Firing is the most critical part of the ceramics process because it is the one thing that makes clay durable, hence ceramic. This article presents some of the principles of firing and getting the best results with electric kilns.
If you enjoy handbuilding, then Handbuilding Techniques is one book you’ll definitely want in your collection. This Ceramic Arts Handbook brings together the most creative techniques, tips, and projects from dozens of experts published in Pottery Making Illustrated and Ceramics Monthly. Illustrated with hundreds of step-by-step images, Handbuilding Techniques gives you all the how-to information you need to explore new methods and expand your skills. Written for intermediate to advanced potters, this book promises to move you into an exciting world of inspired creativity.
Ceramic glazes and underglazes are varied and wondrous concoctions. Because they can be complex, as well as for ease of use and time savings, most of us use commercial ceramic glazes to some extent. Chances are, even if you are a ceramic-glaze-mixing master, you have a few commercial ceramic glazes or underglazes around the studio for specific pottery applications. Here are several approaches and techniques to successfully identifying, applying and firing commercial ceramic glazes and underglazes.
Back by popular demand!
(with a whole new look!)
The first printing of Cone 5-6 Glazes: Materials & RecipesÂ sold out quickly, but we’re happy to announce that it is back in print in a beautiful new format. This best sellerÂ brings together some of the top glaze experts in ceramics to provide you with all the information you need to create successful glazes for your pots.
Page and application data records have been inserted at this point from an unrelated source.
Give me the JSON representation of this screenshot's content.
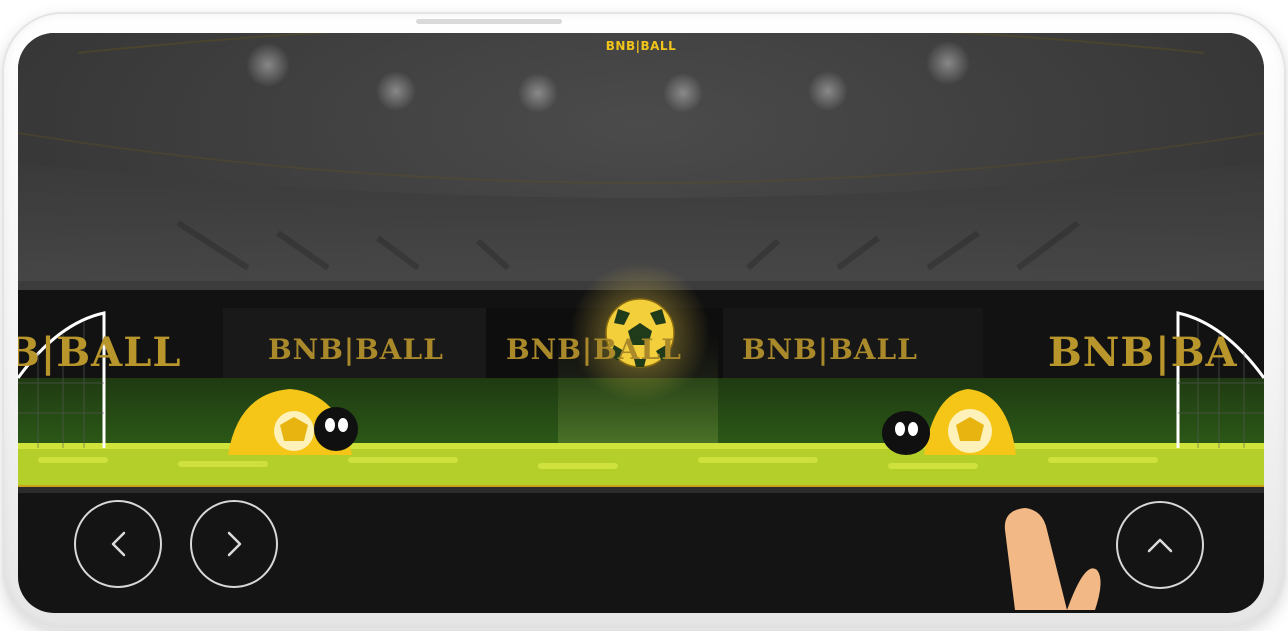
{
  "game": {
    "brand_title": "BNB|BALL",
    "ad_boards": [
      "B|BALL",
      "BNB|BALL",
      "BNB|BALL",
      "BNB|BALL",
      "BNB|BA"
    ]
  },
  "controls": {
    "move_left_icon": "chevron-left-icon",
    "move_right_icon": "chevron-right-icon",
    "jump_icon": "chevron-up-icon"
  },
  "colors": {
    "brand_yellow": "#f0c419",
    "grass": "#b5cf2a",
    "control_bar": "#141414",
    "ring": "#d8d8d8"
  }
}
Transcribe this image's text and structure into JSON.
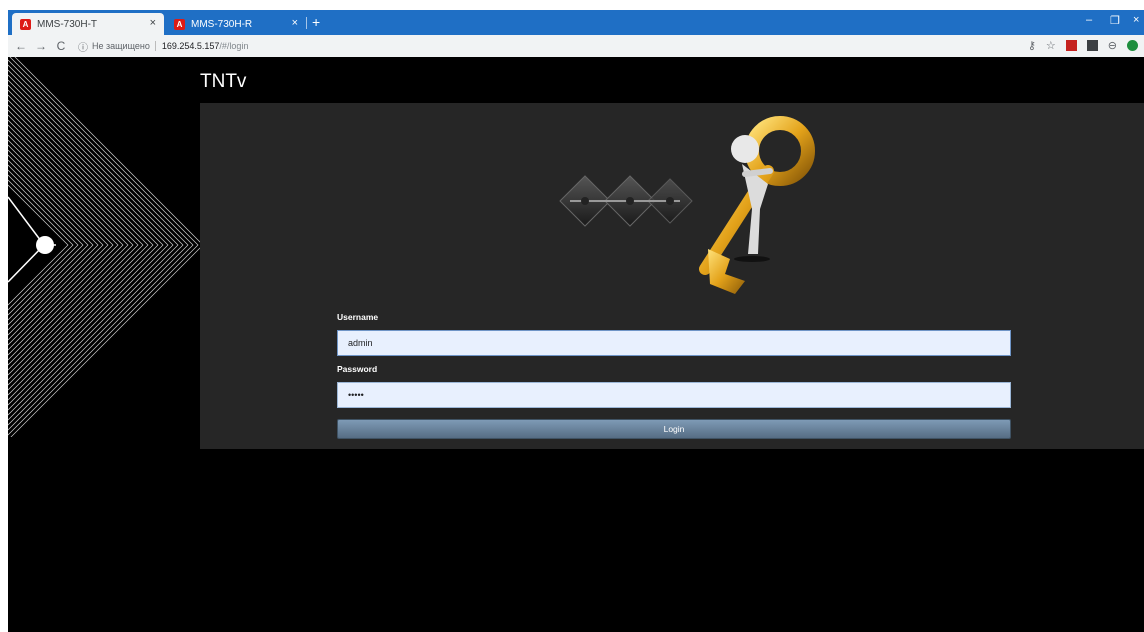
{
  "browser": {
    "tabs": [
      {
        "title": "MMS-730H-T",
        "favicon": "A",
        "active": true
      },
      {
        "title": "MMS-730H-R",
        "favicon": "A",
        "active": false
      }
    ],
    "close_glyph": "×",
    "new_tab_glyph": "+",
    "window_controls": {
      "minimize": "–",
      "restore": "❐",
      "close": "×"
    },
    "nav": {
      "back": "←",
      "forward": "→",
      "reload": "C"
    },
    "address": {
      "info_icon": "ⓘ",
      "security": "Не защищено",
      "host": "169.254.5.157",
      "path": "/#/login"
    },
    "toolbar_icons": {
      "key": "⚷",
      "star": "☆",
      "profile": "⊖"
    }
  },
  "page": {
    "brand": "TNTv",
    "username": {
      "label": "Username",
      "value": "admin"
    },
    "password": {
      "label": "Password",
      "value": "•••••"
    },
    "login_button": "Login"
  },
  "colors": {
    "tabstrip": "#1f6fc5",
    "panel": "#262626",
    "input_bg": "#e8f0fe",
    "button": "#6a859f"
  }
}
Since humans first began to understand how fire hardened clay, we have been making ceramics, both in pits and in wood kilns. Now, with so many fuel options available to the potter, wood-fired kilns are more of a choice than a necessity. While wood firing isn’t easy, the results are incomparable. The work in wood kilns reveals the story of the firing, with pieces showing ash deposits and the path of the flame through the kiln. But not all wood kilns are built alike. Some are made for flashing from the flame, some are made for melted rivulets of ash and others still are designed to bury the ware in ash and make it crusty and craggy. Regardless of your wood-firing aesthetic, the wood kiln plans and diagrams in this helpful guide will show you several ways to get started understanding and building wood kilns.
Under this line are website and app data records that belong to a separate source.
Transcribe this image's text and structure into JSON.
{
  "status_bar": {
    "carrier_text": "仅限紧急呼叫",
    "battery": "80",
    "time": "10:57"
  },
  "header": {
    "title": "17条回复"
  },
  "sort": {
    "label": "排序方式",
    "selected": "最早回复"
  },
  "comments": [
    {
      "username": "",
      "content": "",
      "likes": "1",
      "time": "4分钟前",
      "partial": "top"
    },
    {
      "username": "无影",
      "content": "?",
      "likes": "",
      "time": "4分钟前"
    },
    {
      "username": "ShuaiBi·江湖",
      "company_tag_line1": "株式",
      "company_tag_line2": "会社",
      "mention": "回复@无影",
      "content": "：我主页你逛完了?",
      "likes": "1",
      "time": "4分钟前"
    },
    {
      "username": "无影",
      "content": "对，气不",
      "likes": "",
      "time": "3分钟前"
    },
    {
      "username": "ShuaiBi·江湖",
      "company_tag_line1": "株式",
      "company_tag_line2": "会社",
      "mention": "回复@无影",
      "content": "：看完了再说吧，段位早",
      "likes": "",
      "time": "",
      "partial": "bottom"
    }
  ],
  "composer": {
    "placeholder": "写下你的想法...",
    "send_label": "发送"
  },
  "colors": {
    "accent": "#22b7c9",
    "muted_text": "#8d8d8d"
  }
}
When you put a ball of clay in your hands, you just want to start making something—it’s so natural it’s uncanny. And while equipment is used to make a lot of the pottery in the world, using just your hands or a simple paddle and rolling pin can produce awesome results! Discover how to make pottery using three simple techniques, but with a twist. Make a pinch pot really big, make coil pottery from flat coils, save a step and make leather hard hump molds instead of ceramic bisque molds, use a paper plate as a press mold, or make square slab pots with great textures. All you need is a ball of clay in your hands. It’s all here in a free download – Five Great Handbuilding Techniques: Variations on Classic Techniques for Making Contemporary Handbuilt Pottery.
This updated and revised Ceramic Arts Handbook edition of Advanced Raku Techniques contains information on forming, glazes and glazing, kiln construction and firing, as well as inspirational stories from some of the most influential raku artists working today. For any potter who has experienced the excitement and immediacy of the raku process, this book is a must.
For many potters, wood is more than just a source of heat for a kiln, it’s a process and even a way of life. Wood firing provides a link for ceramic artists to their surroundings and to pottery’s beginnings thousands of years ago. Wood Firing: Journeys and Techniques relates the experiences of individual potters… Read More »
Wood burns in two distinctly different stages. The first, and most obvious, is the burning of gasses produced when wood is heated. Wood begins to gasify at about 500°F. The second is the burning of the charcoal. This happens, for the most part, after the materials that form the gasses have been driven out of… Read More »